● Problem description
The entries should be given again in full. Alter nothing.

(Source material)

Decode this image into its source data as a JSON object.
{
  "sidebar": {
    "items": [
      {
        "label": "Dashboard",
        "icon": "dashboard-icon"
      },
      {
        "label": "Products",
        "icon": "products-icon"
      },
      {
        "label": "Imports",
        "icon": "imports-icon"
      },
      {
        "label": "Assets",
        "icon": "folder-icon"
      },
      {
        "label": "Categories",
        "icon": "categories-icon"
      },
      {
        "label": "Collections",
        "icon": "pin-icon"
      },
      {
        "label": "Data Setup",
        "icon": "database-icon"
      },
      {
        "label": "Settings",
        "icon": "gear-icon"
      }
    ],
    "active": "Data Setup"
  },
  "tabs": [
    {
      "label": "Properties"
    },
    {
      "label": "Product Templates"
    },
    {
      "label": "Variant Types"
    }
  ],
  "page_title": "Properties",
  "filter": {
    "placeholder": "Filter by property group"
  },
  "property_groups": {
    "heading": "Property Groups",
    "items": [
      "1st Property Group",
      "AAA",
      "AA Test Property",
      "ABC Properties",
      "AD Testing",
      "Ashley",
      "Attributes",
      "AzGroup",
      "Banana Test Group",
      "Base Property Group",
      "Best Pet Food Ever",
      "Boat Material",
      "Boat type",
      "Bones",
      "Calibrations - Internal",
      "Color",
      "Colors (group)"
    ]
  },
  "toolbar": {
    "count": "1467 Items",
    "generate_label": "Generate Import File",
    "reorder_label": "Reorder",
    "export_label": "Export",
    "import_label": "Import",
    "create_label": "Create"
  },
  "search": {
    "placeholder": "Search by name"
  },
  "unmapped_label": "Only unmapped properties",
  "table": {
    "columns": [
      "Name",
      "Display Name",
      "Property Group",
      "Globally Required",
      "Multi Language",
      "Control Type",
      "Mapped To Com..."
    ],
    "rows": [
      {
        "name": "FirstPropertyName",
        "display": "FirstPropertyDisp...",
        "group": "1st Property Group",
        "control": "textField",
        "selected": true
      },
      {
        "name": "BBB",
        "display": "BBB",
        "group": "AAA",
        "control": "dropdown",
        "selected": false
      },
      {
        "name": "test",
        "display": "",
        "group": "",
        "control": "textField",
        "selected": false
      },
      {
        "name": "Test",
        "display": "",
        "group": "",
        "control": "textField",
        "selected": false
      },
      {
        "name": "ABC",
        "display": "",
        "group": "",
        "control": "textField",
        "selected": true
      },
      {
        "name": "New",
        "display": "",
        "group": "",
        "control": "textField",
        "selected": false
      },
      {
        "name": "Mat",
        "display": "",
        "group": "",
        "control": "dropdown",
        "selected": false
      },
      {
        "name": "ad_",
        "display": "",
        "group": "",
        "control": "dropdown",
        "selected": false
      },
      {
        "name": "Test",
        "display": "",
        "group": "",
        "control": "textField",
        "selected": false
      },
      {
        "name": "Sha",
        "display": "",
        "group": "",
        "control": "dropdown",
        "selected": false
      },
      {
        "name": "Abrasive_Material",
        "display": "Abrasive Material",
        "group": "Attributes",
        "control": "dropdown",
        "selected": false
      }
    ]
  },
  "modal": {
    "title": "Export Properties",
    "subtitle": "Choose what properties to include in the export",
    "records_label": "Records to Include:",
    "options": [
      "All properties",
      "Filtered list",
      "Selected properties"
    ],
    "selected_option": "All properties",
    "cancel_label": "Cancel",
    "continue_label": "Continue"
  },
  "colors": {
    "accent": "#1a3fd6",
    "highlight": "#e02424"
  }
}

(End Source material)

● Exercise solution
Decode this image into its source data as a JSON object.
{
  "sidebar": {
    "items": [
      {
        "label": "Dashboard",
        "icon": "dashboard-icon"
      },
      {
        "label": "Products",
        "icon": "products-icon"
      },
      {
        "label": "Imports",
        "icon": "imports-icon"
      },
      {
        "label": "Assets",
        "icon": "folder-icon"
      },
      {
        "label": "Categories",
        "icon": "categories-icon"
      },
      {
        "label": "Collections",
        "icon": "pin-icon"
      },
      {
        "label": "Data Setup",
        "icon": "database-icon"
      },
      {
        "label": "Settings",
        "icon": "gear-icon"
      }
    ],
    "active": "Data Setup"
  },
  "tabs": [
    {
      "label": "Properties"
    },
    {
      "label": "Product Templates"
    },
    {
      "label": "Variant Types"
    }
  ],
  "page_title": "Properties",
  "filter": {
    "placeholder": "Filter by property group"
  },
  "property_groups": {
    "heading": "Property Groups",
    "items": [
      "1st Property Group",
      "AAA",
      "AA Test Property",
      "ABC Properties",
      "AD Testing",
      "Ashley",
      "Attributes",
      "AzGroup",
      "Banana Test Group",
      "Base Property Group",
      "Best Pet Food Ever",
      "Boat Material",
      "Boat type",
      "Bones",
      "Calibrations - Internal",
      "Color",
      "Colors (group)"
    ]
  },
  "toolbar": {
    "count": "1467 Items",
    "generate_label": "Generate Import File",
    "reorder_label": "Reorder",
    "export_label": "Export",
    "import_label": "Import",
    "create_label": "Create"
  },
  "search": {
    "placeholder": "Search by name"
  },
  "unmapped_label": "Only unmapped properties",
  "table": {
    "columns": [
      "Name",
      "Display Name",
      "Property Group",
      "Globally Required",
      "Multi Language",
      "Control Type",
      "Mapped To Com..."
    ],
    "rows": [
      {
        "name": "FirstPropertyName",
        "display": "FirstPropertyDisp...",
        "group": "1st Property Group",
        "control": "textField",
        "selected": true
      },
      {
        "name": "BBB",
        "display": "BBB",
        "group": "AAA",
        "control": "dropdown",
        "selected": false
      },
      {
        "name": "test",
        "display": "",
        "group": "",
        "control": "textField",
        "selected": false
      },
      {
        "name": "Test",
        "display": "",
        "group": "",
        "control": "textField",
        "selected": false
      },
      {
        "name": "ABC",
        "display": "",
        "group": "",
        "control": "textField",
        "selected": true
      },
      {
        "name": "New",
        "display": "",
        "group": "",
        "control": "textField",
        "selected": false
      },
      {
        "name": "Mat",
        "display": "",
        "group": "",
        "control": "dropdown",
        "selected": false
      },
      {
        "name": "ad_",
        "display": "",
        "group": "",
        "control": "dropdown",
        "selected": false
      },
      {
        "name": "Test",
        "display": "",
        "group": "",
        "control": "textField",
        "selected": false
      },
      {
        "name": "Sha",
        "display": "",
        "group": "",
        "control": "dropdown",
        "selected": false
      },
      {
        "name": "Abrasive_Material",
        "display": "Abrasive Material",
        "group": "Attributes",
        "control": "dropdown",
        "selected": false
      }
    ]
  },
  "modal": {
    "title": "Export Properties",
    "subtitle": "Choose what properties to include in the export",
    "records_label": "Records to Include:",
    "options": [
      "All properties",
      "Filtered list",
      "Selected properties"
    ],
    "selected_option": "All properties",
    "cancel_label": "Cancel",
    "continue_label": "Continue"
  },
  "colors": {
    "accent": "#1a3fd6",
    "highlight": "#e02424"
  }
}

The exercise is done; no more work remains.